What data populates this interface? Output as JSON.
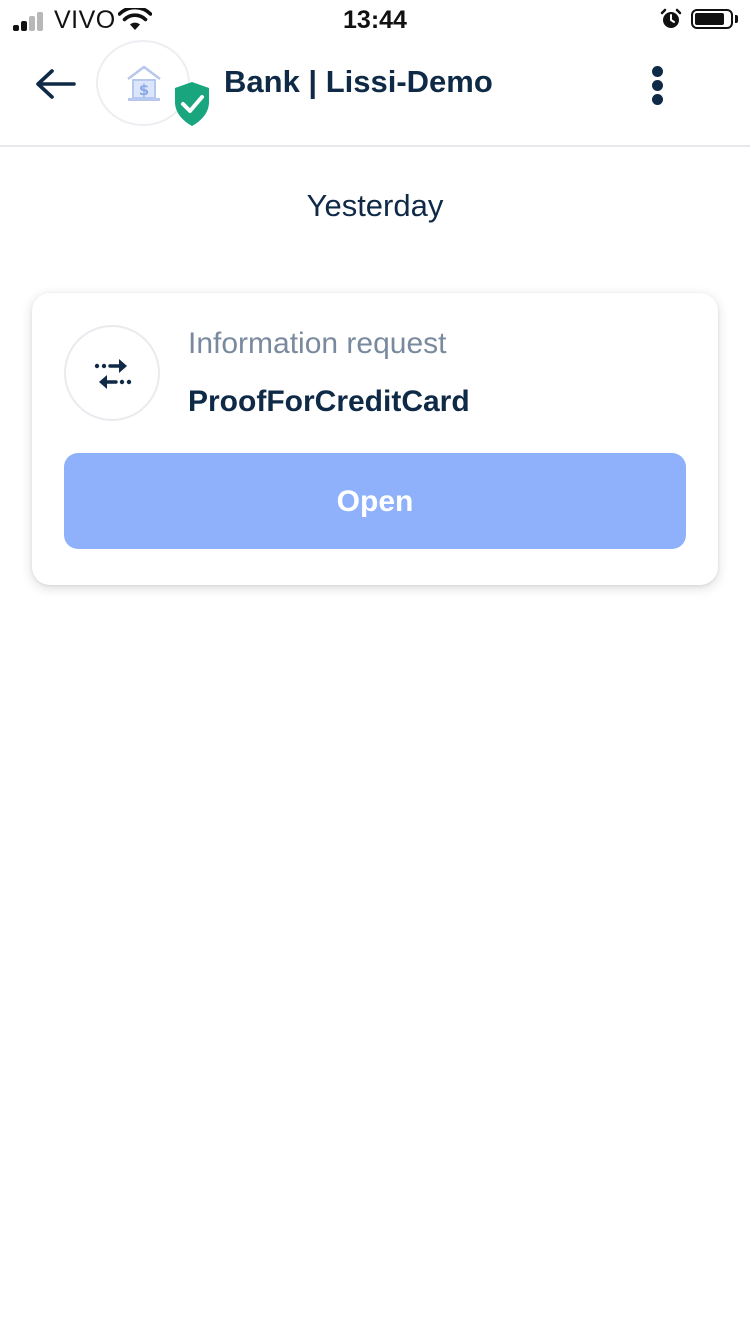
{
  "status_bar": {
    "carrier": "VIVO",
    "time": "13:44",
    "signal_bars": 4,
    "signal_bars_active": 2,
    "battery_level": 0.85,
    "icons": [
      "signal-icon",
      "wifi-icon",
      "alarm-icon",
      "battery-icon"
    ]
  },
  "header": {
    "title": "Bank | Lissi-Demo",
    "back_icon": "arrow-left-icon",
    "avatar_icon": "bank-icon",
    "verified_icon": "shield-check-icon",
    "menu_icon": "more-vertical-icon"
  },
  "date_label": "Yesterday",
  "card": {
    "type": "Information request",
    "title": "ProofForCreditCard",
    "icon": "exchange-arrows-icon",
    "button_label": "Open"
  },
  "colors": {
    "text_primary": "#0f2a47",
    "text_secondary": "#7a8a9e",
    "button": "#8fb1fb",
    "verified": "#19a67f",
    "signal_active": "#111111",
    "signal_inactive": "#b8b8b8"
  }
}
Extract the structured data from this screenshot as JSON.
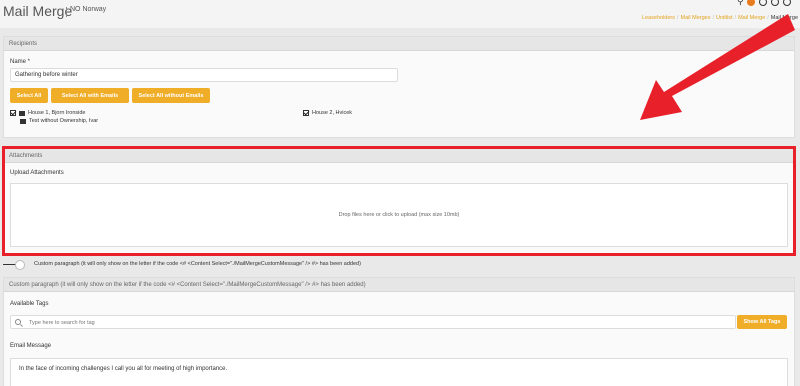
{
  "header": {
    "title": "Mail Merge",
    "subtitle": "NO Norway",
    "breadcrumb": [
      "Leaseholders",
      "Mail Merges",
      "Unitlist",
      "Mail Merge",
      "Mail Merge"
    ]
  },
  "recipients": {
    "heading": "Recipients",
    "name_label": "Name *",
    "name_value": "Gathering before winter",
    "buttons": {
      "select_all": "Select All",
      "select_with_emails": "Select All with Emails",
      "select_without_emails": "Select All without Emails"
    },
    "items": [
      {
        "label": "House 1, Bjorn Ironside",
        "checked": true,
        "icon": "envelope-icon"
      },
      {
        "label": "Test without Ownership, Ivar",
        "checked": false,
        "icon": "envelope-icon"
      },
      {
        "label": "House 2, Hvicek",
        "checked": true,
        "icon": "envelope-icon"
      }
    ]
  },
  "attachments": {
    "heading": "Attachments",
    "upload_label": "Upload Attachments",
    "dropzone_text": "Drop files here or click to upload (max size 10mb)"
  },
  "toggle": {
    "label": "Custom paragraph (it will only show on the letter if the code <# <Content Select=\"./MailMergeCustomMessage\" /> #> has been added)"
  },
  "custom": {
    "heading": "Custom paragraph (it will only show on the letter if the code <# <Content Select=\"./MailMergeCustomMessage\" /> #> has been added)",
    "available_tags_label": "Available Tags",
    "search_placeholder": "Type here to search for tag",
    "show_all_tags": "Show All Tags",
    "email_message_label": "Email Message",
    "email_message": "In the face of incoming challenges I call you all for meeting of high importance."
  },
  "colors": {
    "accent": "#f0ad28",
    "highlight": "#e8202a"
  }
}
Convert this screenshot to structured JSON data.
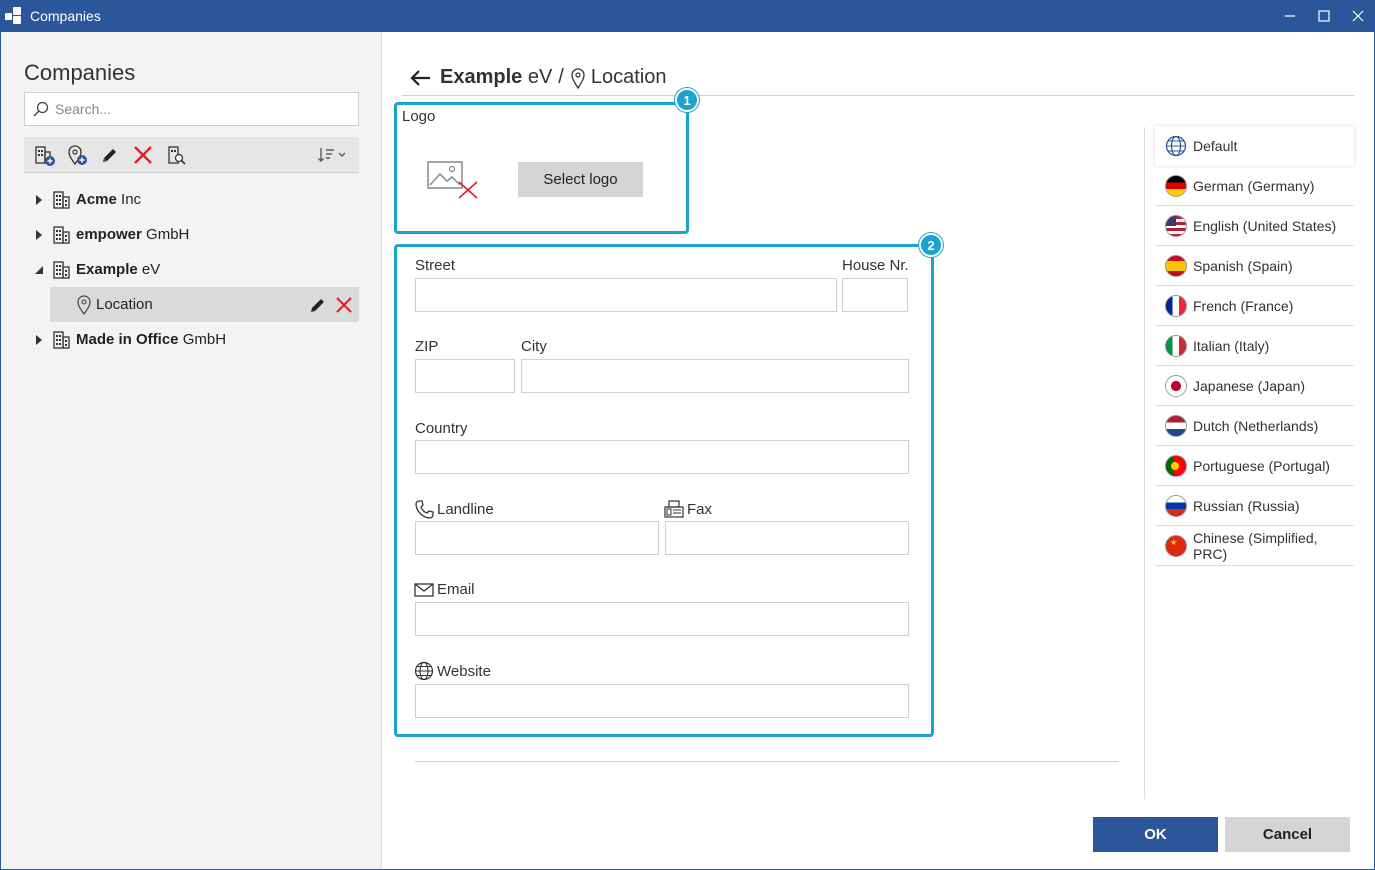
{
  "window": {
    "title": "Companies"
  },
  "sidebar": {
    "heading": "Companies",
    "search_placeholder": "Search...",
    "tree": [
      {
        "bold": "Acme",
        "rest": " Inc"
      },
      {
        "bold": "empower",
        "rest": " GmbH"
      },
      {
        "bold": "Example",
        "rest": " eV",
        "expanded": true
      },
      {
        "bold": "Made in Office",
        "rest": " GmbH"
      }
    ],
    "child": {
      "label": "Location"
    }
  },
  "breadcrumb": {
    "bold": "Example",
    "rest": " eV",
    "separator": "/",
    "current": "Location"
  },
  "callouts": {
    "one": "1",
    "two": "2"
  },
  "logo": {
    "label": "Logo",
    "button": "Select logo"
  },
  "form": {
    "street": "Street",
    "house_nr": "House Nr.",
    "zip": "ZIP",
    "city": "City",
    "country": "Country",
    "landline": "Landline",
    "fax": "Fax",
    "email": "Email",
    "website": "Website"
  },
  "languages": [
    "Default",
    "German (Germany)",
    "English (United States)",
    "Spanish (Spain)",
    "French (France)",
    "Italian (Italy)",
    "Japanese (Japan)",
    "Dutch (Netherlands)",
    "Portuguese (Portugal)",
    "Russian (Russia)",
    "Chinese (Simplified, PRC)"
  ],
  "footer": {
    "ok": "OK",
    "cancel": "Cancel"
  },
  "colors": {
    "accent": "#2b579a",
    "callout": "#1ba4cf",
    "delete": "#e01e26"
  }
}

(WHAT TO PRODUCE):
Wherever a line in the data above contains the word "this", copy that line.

(TASK ANSWER):
What data populates this interface? Output as JSON.
Extract the structured data from this screenshot as JSON.
Convert this screenshot to structured JSON data.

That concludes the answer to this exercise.